### [WORK ORDER]
A bare number is the expected answer: the count of lines in the records that contain the word "username".

### [DATASET EXCERPTS]
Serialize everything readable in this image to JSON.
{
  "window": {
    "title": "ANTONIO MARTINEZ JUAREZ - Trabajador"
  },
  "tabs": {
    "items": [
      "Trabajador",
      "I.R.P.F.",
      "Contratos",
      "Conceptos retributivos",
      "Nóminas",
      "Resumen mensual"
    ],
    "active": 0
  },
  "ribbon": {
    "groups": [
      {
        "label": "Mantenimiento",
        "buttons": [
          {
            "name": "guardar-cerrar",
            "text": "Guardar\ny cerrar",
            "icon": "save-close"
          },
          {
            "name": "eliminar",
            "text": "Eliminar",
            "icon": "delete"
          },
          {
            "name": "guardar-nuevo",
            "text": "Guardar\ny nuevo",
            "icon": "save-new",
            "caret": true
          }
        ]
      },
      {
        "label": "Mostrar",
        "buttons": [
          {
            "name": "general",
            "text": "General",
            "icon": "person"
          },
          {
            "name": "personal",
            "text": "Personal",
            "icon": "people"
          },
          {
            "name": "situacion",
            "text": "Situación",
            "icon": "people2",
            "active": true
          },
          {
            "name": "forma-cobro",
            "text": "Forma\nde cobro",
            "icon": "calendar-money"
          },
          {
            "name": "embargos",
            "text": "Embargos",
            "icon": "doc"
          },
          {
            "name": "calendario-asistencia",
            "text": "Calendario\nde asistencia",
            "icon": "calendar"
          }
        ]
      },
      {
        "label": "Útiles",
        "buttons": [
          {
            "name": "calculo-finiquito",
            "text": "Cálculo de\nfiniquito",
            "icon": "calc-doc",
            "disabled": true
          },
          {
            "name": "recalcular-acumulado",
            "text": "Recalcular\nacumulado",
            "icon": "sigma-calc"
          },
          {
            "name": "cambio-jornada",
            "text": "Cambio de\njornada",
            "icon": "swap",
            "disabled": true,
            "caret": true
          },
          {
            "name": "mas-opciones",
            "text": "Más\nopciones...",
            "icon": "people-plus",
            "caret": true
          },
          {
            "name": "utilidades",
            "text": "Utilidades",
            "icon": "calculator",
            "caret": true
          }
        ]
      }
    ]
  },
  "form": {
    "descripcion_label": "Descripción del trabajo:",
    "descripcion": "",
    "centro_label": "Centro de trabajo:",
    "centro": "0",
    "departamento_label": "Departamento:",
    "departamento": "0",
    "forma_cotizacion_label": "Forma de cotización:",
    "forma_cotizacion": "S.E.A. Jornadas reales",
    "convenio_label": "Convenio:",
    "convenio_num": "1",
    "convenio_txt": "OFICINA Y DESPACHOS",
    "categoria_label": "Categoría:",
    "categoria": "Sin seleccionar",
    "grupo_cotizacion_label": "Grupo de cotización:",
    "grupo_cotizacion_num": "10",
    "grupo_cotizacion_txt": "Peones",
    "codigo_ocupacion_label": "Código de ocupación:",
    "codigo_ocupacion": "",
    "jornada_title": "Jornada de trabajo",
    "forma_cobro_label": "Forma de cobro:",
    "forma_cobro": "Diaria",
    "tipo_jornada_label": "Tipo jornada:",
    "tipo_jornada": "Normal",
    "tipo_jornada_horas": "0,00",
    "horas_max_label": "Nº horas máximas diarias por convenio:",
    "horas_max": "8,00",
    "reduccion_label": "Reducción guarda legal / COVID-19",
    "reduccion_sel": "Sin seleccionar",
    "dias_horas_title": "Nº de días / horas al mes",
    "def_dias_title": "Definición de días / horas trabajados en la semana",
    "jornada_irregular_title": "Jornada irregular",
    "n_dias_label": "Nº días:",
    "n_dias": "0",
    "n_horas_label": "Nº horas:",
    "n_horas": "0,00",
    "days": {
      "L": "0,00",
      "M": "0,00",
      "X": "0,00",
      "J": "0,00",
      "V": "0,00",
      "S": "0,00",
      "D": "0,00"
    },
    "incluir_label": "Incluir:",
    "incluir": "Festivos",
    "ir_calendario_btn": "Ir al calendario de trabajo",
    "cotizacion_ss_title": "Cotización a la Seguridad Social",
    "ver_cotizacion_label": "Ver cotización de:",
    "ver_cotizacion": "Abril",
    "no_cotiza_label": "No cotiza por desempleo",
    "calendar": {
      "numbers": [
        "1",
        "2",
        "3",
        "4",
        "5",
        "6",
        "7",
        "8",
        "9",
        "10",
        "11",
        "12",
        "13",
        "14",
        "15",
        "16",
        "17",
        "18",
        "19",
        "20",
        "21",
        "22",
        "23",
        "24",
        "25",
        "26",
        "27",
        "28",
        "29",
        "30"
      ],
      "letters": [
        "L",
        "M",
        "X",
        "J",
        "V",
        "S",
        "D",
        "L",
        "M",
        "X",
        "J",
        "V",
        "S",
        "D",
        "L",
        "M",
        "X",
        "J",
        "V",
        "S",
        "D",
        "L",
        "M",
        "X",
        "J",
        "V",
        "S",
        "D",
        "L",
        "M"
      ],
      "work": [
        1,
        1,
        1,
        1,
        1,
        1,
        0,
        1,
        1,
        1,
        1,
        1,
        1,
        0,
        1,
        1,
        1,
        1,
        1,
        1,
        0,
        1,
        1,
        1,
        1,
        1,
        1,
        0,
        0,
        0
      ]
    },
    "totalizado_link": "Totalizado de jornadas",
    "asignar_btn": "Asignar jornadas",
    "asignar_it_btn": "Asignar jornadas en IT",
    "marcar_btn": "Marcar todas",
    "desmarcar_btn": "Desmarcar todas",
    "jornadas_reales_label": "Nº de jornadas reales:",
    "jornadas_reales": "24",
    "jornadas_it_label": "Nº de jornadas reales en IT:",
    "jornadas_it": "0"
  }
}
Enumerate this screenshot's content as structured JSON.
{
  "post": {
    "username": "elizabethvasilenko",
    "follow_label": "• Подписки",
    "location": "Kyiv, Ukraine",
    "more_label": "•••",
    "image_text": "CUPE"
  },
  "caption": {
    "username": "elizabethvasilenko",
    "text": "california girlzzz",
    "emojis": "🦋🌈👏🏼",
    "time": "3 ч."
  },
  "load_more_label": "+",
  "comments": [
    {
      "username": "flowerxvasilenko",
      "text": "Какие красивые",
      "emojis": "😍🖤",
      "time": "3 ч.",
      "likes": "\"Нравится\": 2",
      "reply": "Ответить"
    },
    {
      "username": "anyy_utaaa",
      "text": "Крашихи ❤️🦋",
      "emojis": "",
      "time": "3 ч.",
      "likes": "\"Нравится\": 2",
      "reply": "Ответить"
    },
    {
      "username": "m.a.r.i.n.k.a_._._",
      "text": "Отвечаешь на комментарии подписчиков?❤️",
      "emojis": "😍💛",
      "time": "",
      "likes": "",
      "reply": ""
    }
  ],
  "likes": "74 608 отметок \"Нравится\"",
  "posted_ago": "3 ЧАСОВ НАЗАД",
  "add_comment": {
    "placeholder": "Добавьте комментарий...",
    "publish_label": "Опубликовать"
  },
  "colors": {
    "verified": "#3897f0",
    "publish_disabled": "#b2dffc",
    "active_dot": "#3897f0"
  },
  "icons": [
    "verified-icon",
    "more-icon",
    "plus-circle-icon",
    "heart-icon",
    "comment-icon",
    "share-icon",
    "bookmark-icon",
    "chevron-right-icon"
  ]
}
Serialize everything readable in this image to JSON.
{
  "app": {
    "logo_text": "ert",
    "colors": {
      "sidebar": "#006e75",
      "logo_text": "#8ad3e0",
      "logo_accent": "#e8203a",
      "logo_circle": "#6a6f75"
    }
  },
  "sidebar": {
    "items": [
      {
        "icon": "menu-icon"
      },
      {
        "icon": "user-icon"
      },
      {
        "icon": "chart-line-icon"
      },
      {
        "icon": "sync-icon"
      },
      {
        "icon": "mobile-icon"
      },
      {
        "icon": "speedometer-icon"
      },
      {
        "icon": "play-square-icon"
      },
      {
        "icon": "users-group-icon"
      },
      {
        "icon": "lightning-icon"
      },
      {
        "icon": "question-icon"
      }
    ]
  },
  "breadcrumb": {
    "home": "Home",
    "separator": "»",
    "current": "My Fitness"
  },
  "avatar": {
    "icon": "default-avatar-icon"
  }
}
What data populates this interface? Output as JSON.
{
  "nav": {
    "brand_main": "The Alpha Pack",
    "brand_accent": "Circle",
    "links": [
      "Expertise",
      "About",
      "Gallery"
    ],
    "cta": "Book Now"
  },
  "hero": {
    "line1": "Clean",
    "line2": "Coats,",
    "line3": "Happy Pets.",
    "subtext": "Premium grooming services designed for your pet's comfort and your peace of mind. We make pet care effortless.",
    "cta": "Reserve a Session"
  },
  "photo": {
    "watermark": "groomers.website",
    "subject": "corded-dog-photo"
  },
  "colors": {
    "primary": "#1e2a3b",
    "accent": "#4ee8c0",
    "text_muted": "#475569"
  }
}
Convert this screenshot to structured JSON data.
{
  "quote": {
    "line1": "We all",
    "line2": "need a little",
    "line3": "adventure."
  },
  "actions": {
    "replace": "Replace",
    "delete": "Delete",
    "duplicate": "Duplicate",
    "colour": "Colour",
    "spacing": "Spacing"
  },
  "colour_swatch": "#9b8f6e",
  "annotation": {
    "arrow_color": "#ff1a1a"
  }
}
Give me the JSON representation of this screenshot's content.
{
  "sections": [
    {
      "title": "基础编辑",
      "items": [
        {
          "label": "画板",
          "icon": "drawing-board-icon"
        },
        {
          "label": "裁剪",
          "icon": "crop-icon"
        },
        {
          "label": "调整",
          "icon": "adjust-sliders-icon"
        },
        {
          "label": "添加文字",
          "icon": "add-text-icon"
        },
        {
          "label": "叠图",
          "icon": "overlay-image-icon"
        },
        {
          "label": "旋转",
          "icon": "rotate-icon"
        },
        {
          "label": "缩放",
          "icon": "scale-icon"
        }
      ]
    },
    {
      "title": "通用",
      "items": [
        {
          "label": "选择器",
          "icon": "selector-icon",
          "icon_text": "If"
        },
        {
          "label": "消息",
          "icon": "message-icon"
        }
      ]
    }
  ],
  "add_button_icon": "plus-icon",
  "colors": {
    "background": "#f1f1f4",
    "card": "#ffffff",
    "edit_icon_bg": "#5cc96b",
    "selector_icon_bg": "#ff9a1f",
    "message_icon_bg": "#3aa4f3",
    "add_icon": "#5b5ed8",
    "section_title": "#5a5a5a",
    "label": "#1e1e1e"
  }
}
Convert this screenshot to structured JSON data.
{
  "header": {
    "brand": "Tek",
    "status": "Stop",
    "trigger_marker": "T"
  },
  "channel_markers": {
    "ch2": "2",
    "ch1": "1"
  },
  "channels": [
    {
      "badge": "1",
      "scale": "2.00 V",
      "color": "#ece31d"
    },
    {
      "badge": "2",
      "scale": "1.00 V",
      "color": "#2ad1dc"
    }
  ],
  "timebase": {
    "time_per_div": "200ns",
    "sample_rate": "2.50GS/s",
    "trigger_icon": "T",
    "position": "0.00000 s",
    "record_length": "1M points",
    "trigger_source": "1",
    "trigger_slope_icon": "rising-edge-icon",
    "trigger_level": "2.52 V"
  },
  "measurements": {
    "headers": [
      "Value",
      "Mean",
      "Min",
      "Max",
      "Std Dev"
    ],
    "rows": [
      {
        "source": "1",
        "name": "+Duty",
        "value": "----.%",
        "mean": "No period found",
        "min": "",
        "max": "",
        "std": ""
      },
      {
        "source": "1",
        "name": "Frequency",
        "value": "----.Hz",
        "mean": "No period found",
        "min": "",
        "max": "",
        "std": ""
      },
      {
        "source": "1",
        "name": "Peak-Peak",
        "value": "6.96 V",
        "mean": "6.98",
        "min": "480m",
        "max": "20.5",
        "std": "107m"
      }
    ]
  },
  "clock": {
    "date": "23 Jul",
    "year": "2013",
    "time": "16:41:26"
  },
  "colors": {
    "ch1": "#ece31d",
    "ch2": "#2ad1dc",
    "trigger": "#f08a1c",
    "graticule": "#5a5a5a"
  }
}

### [EXERCISE ANSWER]
5